## YOUR OBJECTIVE
Tally the lines of the data that include the word "Create". Only the number is to be returned.
Start of INFORMATION PROVIDED
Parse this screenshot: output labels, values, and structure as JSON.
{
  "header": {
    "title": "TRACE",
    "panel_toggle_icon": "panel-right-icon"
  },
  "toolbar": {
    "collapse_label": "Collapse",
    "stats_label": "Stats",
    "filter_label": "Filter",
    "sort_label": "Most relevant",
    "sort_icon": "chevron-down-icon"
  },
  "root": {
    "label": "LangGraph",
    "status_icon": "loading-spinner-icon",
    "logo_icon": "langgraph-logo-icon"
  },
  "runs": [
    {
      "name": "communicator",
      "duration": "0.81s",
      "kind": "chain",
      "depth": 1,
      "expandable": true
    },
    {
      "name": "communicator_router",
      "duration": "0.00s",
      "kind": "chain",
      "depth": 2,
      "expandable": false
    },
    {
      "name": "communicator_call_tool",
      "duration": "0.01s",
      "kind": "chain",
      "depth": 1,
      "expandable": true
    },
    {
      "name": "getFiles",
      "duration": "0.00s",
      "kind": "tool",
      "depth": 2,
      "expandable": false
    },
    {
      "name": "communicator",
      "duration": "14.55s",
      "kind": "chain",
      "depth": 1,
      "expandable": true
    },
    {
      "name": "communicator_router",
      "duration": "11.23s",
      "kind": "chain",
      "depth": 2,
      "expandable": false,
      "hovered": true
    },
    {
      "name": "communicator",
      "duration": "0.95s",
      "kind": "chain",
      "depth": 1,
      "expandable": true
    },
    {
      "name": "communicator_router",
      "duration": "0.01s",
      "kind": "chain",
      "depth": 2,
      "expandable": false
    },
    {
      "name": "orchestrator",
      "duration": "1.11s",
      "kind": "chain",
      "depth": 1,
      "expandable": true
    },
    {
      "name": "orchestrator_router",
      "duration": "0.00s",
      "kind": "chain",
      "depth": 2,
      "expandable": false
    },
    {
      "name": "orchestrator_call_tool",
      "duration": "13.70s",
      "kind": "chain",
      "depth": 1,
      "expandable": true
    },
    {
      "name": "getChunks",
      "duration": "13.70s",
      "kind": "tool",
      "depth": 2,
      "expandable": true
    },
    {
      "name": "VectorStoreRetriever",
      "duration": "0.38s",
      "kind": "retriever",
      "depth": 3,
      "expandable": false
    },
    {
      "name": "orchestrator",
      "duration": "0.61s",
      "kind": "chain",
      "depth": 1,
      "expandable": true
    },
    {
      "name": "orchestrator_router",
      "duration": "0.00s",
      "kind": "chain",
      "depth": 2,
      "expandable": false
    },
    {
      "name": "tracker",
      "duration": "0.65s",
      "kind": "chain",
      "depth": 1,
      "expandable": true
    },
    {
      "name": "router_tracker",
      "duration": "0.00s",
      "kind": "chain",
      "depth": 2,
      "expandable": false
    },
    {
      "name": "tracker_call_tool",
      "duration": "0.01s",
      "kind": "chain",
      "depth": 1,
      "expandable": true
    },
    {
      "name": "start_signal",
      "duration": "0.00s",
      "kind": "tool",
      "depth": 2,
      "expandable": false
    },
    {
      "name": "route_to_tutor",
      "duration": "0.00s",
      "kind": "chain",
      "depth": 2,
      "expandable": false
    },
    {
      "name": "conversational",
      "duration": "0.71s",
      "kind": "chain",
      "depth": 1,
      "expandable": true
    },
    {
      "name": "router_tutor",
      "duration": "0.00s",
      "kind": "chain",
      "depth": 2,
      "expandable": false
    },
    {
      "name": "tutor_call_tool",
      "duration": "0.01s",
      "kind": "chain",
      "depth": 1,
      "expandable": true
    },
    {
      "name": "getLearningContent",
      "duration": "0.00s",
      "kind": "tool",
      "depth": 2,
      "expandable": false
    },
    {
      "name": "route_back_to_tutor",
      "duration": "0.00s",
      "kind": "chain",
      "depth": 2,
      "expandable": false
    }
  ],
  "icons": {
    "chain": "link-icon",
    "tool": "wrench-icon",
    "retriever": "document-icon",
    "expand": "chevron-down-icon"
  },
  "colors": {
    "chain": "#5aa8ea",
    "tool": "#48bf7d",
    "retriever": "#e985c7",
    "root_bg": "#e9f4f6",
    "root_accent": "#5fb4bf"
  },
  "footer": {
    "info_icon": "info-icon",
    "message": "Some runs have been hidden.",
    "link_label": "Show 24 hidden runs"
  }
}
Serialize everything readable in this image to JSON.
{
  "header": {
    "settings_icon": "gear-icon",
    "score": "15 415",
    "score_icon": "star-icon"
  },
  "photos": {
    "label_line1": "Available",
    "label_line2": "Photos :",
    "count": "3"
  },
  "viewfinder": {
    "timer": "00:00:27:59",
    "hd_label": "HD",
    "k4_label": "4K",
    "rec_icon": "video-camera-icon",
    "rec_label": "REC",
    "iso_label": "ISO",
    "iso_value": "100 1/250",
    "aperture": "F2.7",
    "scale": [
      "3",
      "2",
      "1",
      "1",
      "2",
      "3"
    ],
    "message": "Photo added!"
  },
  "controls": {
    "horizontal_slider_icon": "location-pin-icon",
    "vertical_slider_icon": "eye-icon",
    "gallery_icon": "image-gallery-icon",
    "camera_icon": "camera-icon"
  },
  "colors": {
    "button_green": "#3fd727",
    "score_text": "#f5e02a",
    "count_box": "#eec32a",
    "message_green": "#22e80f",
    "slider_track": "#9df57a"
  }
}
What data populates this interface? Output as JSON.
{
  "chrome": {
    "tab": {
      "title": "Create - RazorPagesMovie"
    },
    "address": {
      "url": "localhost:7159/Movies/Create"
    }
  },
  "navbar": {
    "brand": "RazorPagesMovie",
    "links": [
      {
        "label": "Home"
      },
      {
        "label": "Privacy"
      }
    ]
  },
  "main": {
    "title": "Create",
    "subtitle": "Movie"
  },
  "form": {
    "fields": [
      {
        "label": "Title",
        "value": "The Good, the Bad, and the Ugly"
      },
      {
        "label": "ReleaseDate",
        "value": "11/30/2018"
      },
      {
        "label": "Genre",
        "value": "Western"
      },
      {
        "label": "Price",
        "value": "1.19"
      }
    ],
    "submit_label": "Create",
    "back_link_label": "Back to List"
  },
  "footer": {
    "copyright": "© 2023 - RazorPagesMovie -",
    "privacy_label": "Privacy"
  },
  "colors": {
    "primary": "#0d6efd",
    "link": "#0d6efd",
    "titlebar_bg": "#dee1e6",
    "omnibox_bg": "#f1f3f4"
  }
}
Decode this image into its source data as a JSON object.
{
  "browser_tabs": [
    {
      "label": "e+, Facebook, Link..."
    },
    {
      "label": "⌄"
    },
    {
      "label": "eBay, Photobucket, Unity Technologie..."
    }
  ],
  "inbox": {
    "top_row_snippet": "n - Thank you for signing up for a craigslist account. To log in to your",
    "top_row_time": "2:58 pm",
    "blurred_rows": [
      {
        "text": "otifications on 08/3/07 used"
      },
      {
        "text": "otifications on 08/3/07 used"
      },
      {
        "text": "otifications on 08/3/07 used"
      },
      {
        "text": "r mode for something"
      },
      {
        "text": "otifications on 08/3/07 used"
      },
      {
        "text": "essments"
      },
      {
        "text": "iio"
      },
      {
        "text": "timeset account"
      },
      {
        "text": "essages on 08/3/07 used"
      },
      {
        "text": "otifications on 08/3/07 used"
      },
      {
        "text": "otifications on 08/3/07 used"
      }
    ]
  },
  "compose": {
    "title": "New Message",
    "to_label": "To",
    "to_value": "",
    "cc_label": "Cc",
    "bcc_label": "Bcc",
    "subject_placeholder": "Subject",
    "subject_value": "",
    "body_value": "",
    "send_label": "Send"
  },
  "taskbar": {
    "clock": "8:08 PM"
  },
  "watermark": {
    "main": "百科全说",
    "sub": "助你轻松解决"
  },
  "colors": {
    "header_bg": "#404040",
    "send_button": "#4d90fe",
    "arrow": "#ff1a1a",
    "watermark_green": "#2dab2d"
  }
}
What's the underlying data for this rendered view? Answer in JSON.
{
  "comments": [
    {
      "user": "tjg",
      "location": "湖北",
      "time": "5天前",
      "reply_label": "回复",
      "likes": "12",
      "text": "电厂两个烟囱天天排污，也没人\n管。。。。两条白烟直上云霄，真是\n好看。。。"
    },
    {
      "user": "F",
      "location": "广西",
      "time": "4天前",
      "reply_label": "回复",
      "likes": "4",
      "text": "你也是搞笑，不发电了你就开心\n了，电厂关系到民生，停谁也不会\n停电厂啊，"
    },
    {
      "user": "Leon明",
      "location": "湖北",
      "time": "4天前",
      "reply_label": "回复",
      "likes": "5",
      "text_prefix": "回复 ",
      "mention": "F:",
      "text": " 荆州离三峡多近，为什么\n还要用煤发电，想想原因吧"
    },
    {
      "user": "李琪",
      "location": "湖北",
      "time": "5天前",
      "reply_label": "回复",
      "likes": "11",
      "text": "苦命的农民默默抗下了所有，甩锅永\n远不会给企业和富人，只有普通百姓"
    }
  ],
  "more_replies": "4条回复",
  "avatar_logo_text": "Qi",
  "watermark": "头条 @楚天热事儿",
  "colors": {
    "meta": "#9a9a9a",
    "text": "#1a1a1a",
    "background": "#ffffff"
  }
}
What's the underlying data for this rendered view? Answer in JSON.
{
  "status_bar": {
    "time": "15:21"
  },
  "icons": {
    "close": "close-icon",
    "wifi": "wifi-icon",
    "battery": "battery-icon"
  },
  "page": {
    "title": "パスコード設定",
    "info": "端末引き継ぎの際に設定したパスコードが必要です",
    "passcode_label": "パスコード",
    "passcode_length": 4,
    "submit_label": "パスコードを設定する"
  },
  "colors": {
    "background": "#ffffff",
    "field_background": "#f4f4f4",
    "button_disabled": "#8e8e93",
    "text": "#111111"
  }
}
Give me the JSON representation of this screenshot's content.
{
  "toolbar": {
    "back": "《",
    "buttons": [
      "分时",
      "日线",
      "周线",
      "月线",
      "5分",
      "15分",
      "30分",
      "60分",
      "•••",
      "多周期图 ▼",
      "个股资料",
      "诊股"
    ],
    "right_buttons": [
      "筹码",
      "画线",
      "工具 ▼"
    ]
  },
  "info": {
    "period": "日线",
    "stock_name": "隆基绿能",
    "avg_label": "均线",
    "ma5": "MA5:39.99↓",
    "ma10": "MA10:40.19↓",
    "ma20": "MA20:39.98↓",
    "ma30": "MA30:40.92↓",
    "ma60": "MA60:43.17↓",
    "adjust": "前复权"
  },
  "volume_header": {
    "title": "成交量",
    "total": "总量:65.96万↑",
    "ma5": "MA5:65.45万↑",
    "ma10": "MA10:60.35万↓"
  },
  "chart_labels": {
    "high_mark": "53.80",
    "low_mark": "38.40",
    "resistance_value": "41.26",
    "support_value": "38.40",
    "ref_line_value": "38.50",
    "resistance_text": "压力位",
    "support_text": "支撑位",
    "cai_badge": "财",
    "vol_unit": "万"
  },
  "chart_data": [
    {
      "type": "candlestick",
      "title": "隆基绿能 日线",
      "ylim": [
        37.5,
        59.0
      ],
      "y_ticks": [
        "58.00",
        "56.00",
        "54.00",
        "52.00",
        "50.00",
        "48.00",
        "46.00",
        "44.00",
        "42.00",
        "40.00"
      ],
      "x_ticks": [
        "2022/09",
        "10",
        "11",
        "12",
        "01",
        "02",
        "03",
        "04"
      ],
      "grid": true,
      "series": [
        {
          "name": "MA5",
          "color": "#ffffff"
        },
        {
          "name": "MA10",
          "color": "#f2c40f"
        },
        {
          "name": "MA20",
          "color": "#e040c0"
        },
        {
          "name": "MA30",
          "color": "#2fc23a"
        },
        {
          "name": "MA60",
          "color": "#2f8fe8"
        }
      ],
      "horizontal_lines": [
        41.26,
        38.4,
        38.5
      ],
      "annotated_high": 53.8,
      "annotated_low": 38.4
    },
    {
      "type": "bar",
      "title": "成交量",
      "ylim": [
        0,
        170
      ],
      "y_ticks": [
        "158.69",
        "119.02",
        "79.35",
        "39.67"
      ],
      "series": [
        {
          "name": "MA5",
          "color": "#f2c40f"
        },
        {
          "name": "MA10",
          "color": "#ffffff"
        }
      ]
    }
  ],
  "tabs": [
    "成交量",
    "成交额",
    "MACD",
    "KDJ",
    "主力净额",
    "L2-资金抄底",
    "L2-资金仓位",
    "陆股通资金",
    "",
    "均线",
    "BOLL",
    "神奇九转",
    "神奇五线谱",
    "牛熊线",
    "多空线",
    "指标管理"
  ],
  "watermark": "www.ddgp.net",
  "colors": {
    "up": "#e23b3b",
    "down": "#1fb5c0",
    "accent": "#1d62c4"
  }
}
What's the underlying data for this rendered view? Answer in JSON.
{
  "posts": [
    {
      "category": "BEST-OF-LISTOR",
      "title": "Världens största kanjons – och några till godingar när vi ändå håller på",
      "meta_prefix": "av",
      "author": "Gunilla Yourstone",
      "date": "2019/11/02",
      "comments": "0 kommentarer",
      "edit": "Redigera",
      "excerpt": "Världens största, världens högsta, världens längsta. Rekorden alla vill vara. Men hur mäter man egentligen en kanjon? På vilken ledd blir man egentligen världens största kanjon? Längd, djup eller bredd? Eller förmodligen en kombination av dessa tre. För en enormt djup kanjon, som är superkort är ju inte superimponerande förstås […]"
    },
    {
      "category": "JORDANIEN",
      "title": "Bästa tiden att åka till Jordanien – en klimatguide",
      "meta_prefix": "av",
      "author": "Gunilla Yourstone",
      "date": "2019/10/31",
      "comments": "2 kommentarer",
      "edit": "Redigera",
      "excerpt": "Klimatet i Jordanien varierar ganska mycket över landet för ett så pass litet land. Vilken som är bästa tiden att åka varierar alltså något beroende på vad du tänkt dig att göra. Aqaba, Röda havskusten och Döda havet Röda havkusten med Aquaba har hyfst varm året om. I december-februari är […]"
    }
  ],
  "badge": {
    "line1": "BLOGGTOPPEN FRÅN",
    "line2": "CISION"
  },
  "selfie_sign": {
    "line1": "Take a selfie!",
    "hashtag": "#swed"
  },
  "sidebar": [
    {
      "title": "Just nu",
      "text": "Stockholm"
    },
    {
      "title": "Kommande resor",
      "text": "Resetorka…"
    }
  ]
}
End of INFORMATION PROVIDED
## SOLVED EXERCISE
4